Discover more from Asia Sentinel
Security Lapse at the EU Leaders’ Summit
In photos made public of several closed-door bilateral meetings between various European leaders last week, there were two common denominators. One was the presence of the French President Francois Hollande. The other was the VoIP phone on the conference table. What is that phone doing there?
In the middle of a major brouhaha over charges that the US National Security Agency had allegedly monitored the phone conversations of foreign diplomats, the officials in those photos were speaking to each other in the presence of this easily-tapped device. According to media reports based on a classified document from former NSA contractor and current fugitive Edward Snowden, an US official from another department handed over to the NSA more than 200 telephone numbers, including those of 35 unnamed world leaders.
That latest revelation sparked the latest round of diplomatic tensions between the US and its European allies, after German Chancellor Angela Merkel accused the US last Wednesday of snooping on her mobile phone. Later revelations have indicated that the US has been spying on Merkel for more than a decade.
With repeated denials by Washington, Merkel and Hollande held closed door meetings on the sidelines of the summit and the German leader said afterward that “being spied on together has brought us closer”.
Yes but hadn’t they realized those meetings also brought the US and any other uninvited keen parties much closer than they would like with that VoIP phone, which appears to be connected, in attendance?
A VoIP phone, a common sight in offices these days, uses the internet instead of the traditional phone network to transmit phone calls. It may be cheap, but for anyone looking for security, VoIP spells danger. And it brings into question the competency of European security agencies to guard the confidential conversations of their leaders.
It’s been proven that those VoIP phones can be remotely modified to become stand-alone listening devices, capturing any sound within the four walls even when they are not in use. This is done by exploiting a loophole in the phone's kernel which handles communication between the hardware and software of the device. Coupled with a voice-to translation capability from Google, one can even transcribe the recorded conversations from the compromised phone to search for chosen keywords, like “terrorists,” “Al Qaeda,” etc.
Therefore, irrespective of whether the US or any other countries had or would stop snooping on its European allies, it is always best practice to be vigilant at all times.
What these photos highlight is a security lapse, thus generating many questions: What else have European countries missed and not done to better protect their leaders from American or any eavesdropping? Apart from removing or disconnecting the VoIP phone, did they scan the meeting rooms for bugs?

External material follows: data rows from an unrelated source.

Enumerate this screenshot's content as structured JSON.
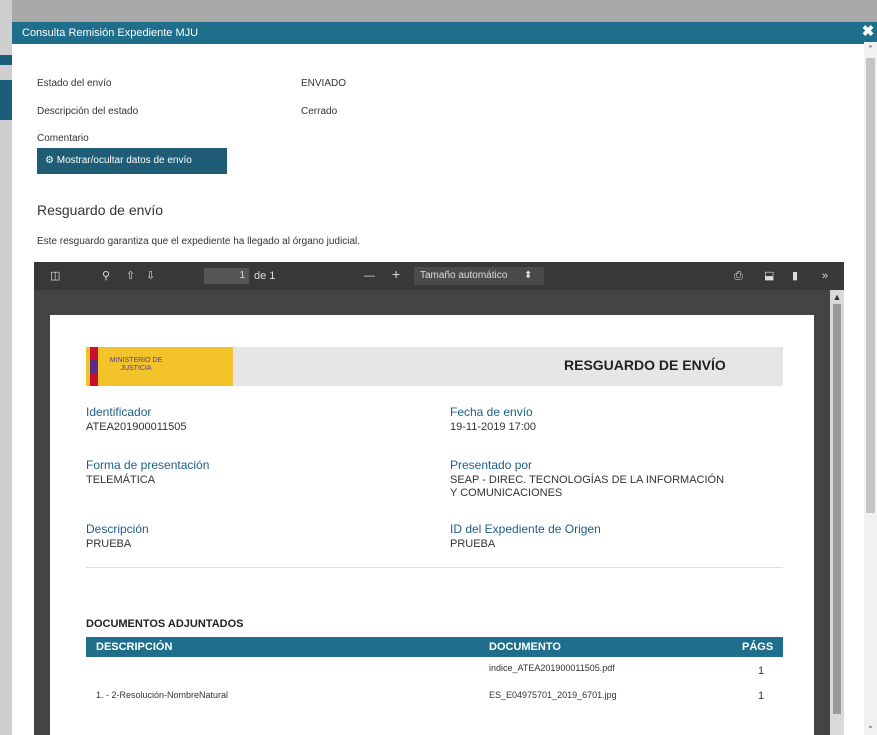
{
  "modal": {
    "title": "Consulta Remisión Expediente MJU",
    "close_glyph": "✖"
  },
  "fields": [
    {
      "label": "Estado del envío",
      "value": "ENVIADO"
    },
    {
      "label": "Descripción del estado",
      "value": "Cerrado"
    },
    {
      "label": "Comentario",
      "value": ""
    }
  ],
  "toggle_button": {
    "icon": "gear-icon",
    "label": "Mostrar/ocultar datos de envío"
  },
  "section": {
    "title": "Resguardo de envío",
    "note": "Este resguardo garantiza que el expediente ha llegado al órgano judicial."
  },
  "viewer": {
    "page_current": "1",
    "page_total": "de 1",
    "zoom": "Tamaño automático",
    "glyphs": {
      "sidebar": "◫",
      "search": "⚲",
      "prev": "⇧",
      "next": "⇩",
      "zoom_out": "—",
      "zoom_in": "+",
      "print": "⎙",
      "download": "⬓",
      "bookmark": "▮",
      "more": "»",
      "dropdown": "⬍"
    }
  },
  "document": {
    "logo_text": "MINISTERIO DE JUSTICIA",
    "title": "RESGUARDO DE ENVÍO",
    "identificador_label": "Identificador",
    "identificador_value": "ATEA201900011505",
    "fecha_label": "Fecha de envío",
    "fecha_value": "19-11-2019 17:00",
    "forma_label": "Forma de presentación",
    "forma_value": "TELEMÁTICA",
    "presentado_label": "Presentado por",
    "presentado_value_1": "SEAP - DIREC. TECNOLOGÍAS DE LA INFORMACIÓN",
    "presentado_value_2": "Y COMUNICACIONES",
    "descripcion_label": "Descripción",
    "descripcion_value": "PRUEBA",
    "idexp_label": "ID del Expediente de Origen",
    "idexp_value": "PRUEBA",
    "docs_title": "DOCUMENTOS ADJUNTADOS",
    "table_headers": [
      "DESCRIPCIÓN",
      "DOCUMENTO",
      "PÁGS"
    ],
    "rows": [
      {
        "descripcion": "",
        "documento": "indice_ATEA201900011505.pdf",
        "pags": "1"
      },
      {
        "descripcion": "1. - 2-Resolución-NombreNatural",
        "documento": "ES_E04975701_2019_6701.jpg",
        "pags": "1"
      }
    ]
  },
  "colors": {
    "modal_header": "#1e6e8c",
    "button": "#1e5d75",
    "label_blue": "#1e5d8a",
    "viewer_toolbar": "#383838"
  }
}
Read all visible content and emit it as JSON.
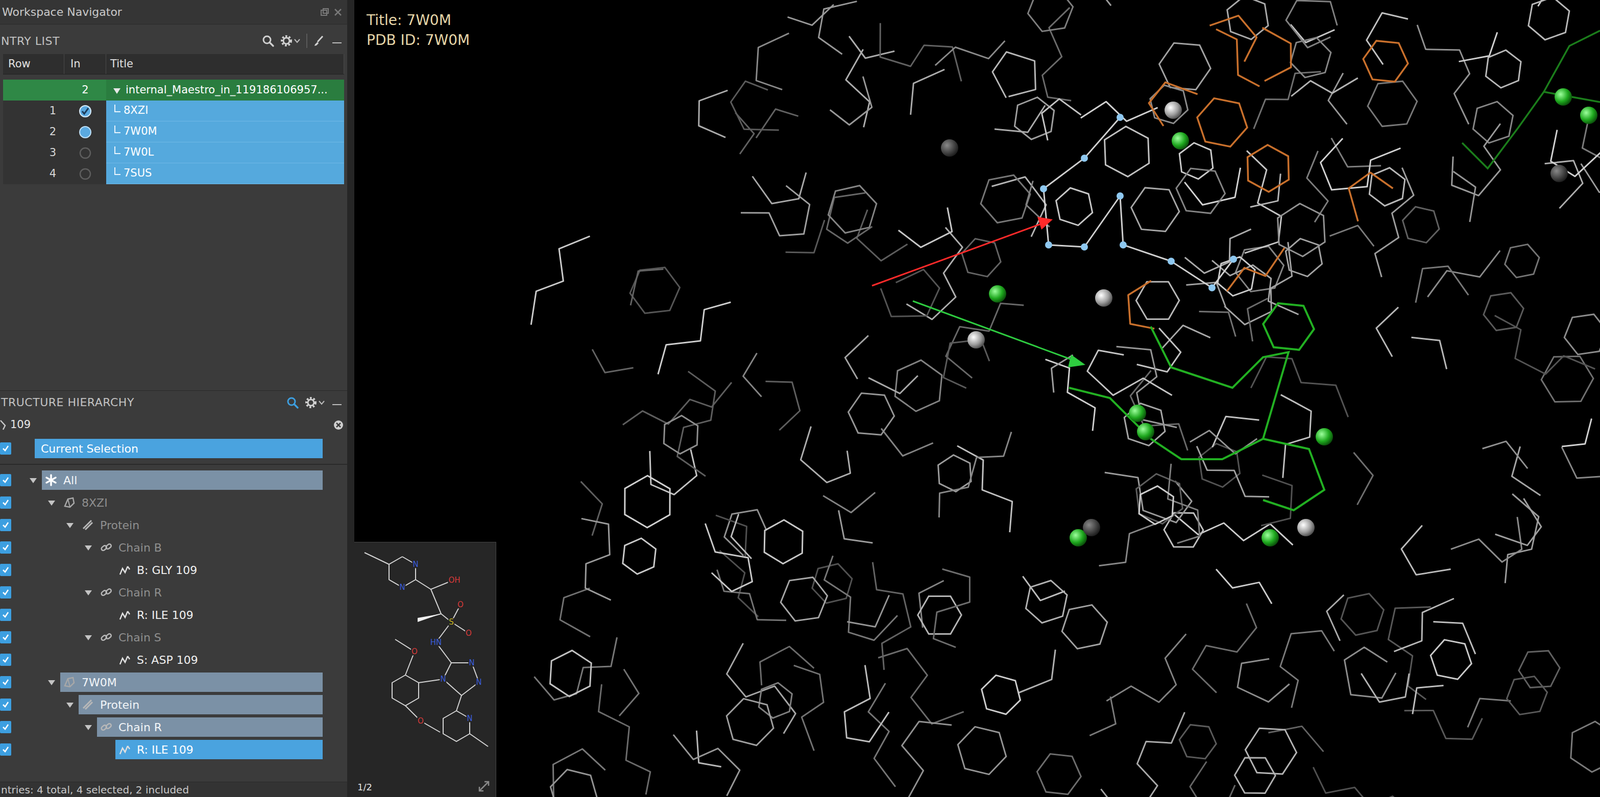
{
  "navigator": {
    "title": "Workspace Navigator"
  },
  "entry_list": {
    "title": "NTRY LIST",
    "columns": [
      "Row",
      "In",
      "Title"
    ],
    "group": {
      "count": "2",
      "title": "internal_Maestro_in_119186106957...",
      "expanded": true,
      "selected": true
    },
    "rows": [
      {
        "row": "1",
        "title": "8XZI",
        "included": true,
        "fixed": true,
        "selected": true
      },
      {
        "row": "2",
        "title": "7W0M",
        "included": true,
        "fixed": false,
        "selected": true
      },
      {
        "row": "3",
        "title": "7W0L",
        "included": false,
        "fixed": false,
        "selected": true
      },
      {
        "row": "4",
        "title": "7SUS",
        "included": false,
        "fixed": false,
        "selected": true
      }
    ]
  },
  "hierarchy": {
    "title": "TRUCTURE HIERARCHY",
    "filter": "109",
    "current_selection": {
      "label": "Current Selection",
      "checked": true,
      "selected": true
    },
    "nodes": [
      {
        "label": "All",
        "kind": "all",
        "depth": 0,
        "expanded": true,
        "checked": true,
        "dimmed": true,
        "partially_selected": true,
        "selected": false
      },
      {
        "label": "8XZI",
        "kind": "entry",
        "depth": 1,
        "expanded": true,
        "checked": true,
        "dimmed": true,
        "partially_selected": false,
        "selected": false
      },
      {
        "label": "Protein",
        "kind": "protein",
        "depth": 2,
        "expanded": true,
        "checked": true,
        "dimmed": true,
        "partially_selected": false,
        "selected": false
      },
      {
        "label": "Chain B",
        "kind": "chain",
        "depth": 3,
        "expanded": true,
        "checked": true,
        "dimmed": true,
        "partially_selected": false,
        "selected": false
      },
      {
        "label": "B: GLY 109",
        "kind": "residue",
        "depth": 4,
        "checked": true,
        "dimmed": false,
        "partially_selected": false,
        "selected": false
      },
      {
        "label": "Chain R",
        "kind": "chain",
        "depth": 3,
        "expanded": true,
        "checked": true,
        "dimmed": true,
        "partially_selected": false,
        "selected": false
      },
      {
        "label": "R: ILE 109",
        "kind": "residue",
        "depth": 4,
        "checked": true,
        "dimmed": false,
        "partially_selected": false,
        "selected": false
      },
      {
        "label": "Chain S",
        "kind": "chain",
        "depth": 3,
        "expanded": true,
        "checked": true,
        "dimmed": true,
        "partially_selected": false,
        "selected": false
      },
      {
        "label": "S: ASP 109",
        "kind": "residue",
        "depth": 4,
        "checked": true,
        "dimmed": false,
        "partially_selected": false,
        "selected": false
      },
      {
        "label": "7W0M",
        "kind": "entry",
        "depth": 1,
        "expanded": true,
        "checked": true,
        "dimmed": true,
        "partially_selected": true,
        "selected": false
      },
      {
        "label": "Protein",
        "kind": "protein",
        "depth": 2,
        "expanded": true,
        "checked": true,
        "dimmed": true,
        "partially_selected": true,
        "selected": false
      },
      {
        "label": "Chain R",
        "kind": "chain",
        "depth": 3,
        "expanded": true,
        "checked": true,
        "dimmed": true,
        "partially_selected": true,
        "selected": false
      },
      {
        "label": "R: ILE 109",
        "kind": "residue",
        "depth": 4,
        "checked": true,
        "dimmed": false,
        "partially_selected": false,
        "selected": true
      }
    ]
  },
  "status_bar": "ntries: 4 total, 4 selected, 2 included",
  "viewer": {
    "title": "Title: 7W0M",
    "pdb_id": "PDB ID: 7W0M"
  },
  "inset": {
    "page": "1/2",
    "atoms": [
      {
        "label": "N",
        "color": "#3a5cd8"
      },
      {
        "label": "N",
        "color": "#3a5cd8"
      },
      {
        "label": "OH",
        "color": "#d83a3a"
      },
      {
        "label": "S",
        "color": "#c8b820"
      },
      {
        "label": "O",
        "color": "#d83a3a"
      },
      {
        "label": "O",
        "color": "#d83a3a"
      },
      {
        "label": "HN",
        "color": "#3a5cd8"
      },
      {
        "label": "N",
        "color": "#3a5cd8"
      },
      {
        "label": "N",
        "color": "#3a5cd8"
      },
      {
        "label": "N",
        "color": "#3a5cd8"
      },
      {
        "label": "O",
        "color": "#d83a3a"
      },
      {
        "label": "O",
        "color": "#d83a3a"
      },
      {
        "label": "N",
        "color": "#3a5cd8"
      }
    ]
  }
}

As these bug sweeps are usually done earlier, did the security personnel search and scan all the attendees, including world leaders, plus the media and staff of those facilities to ensure no one carries or plants any bugging device? Did they collect all the cell phones and smartphones from everyone entering the meeting rooms YouTube footage on some of these meetings fails to demonstrate on this last point.
Have Merkel and other European leaders had their security chiefs fix their mobile phones to prevent bugging and ensure secure conversations? Hackers use radio frequency scanners and a digital data interpreter to listen to any unsecured calls. There are various ways to secure the phones and it is daunting to think the respective European security bureaus have not taken the right measures.
Or they did but were outsmarted by their US counterparts, leading to the tirade against the NSA for spying and damaging trust with Europe?
After all, let’s be honest with ourselves, almost every country spies big or small time.
Scholars have pointed out that espionage is second only to prostitution as the oldest profession in the world. The Bible depicts how Joshua sent two spies to investigate the military strength of the walled city of Jericho in 1200 BC. Julius Caesar was accredited with the first national intelligence system in Rome in the first century BC. Forward to several hundred years ago, Francis Walsingham was one of the earliest well known British spymasters. Russia has Ivan IV, also known as Ivan the Terrible, who founded the Oprichniki, the ancestor of the modern KGB. France can boast of its very own Francois Leclerc du Tremblay.
These national and international issues bring up equally important concerns about the wave of corporate and cyber espionage today, leading to further questions about what companies and individuals can do to protect our online activities.
As for the mobile phones, always remove the SIM card and battery prior to any face-to-face discussions of sensitive and classified matters. Avoid using free wi-fi, especially in crowded places like airports, train stations and malls as these are hotbeds where hackers fish for unprotected signals.
For chats on sensitive topics over the mobile phones, get used to having always readily available multiple spare phones and spare disposable low-value SIM cards. And never reveal the phone numbers to anyone. Just use and discard those spare SIM cards after each call – note the emphasis on low-value cards. And use a different spare phone for each call.
It may seem too paranoid but espionage is brisk business these days and businessmen, executives and diplomats are high value targets.
What about that VoIP phone on your office desk? If your office protocol permits, forward all calls to your mobile phone, which you can forward again to a spare mobile phone for sensitive discussions. And disconnect and remove the VoIP phone. Otherwise, never ever talk about any sensitive matters with a connected VoIP phone in proximity.
(Vanson Soo runs an independent business intelligence and commercial investigations practice specialized in the Greater China region. Blog: http://vansonsoo.com. Another version of this column appears in The Standard of Hong Kong)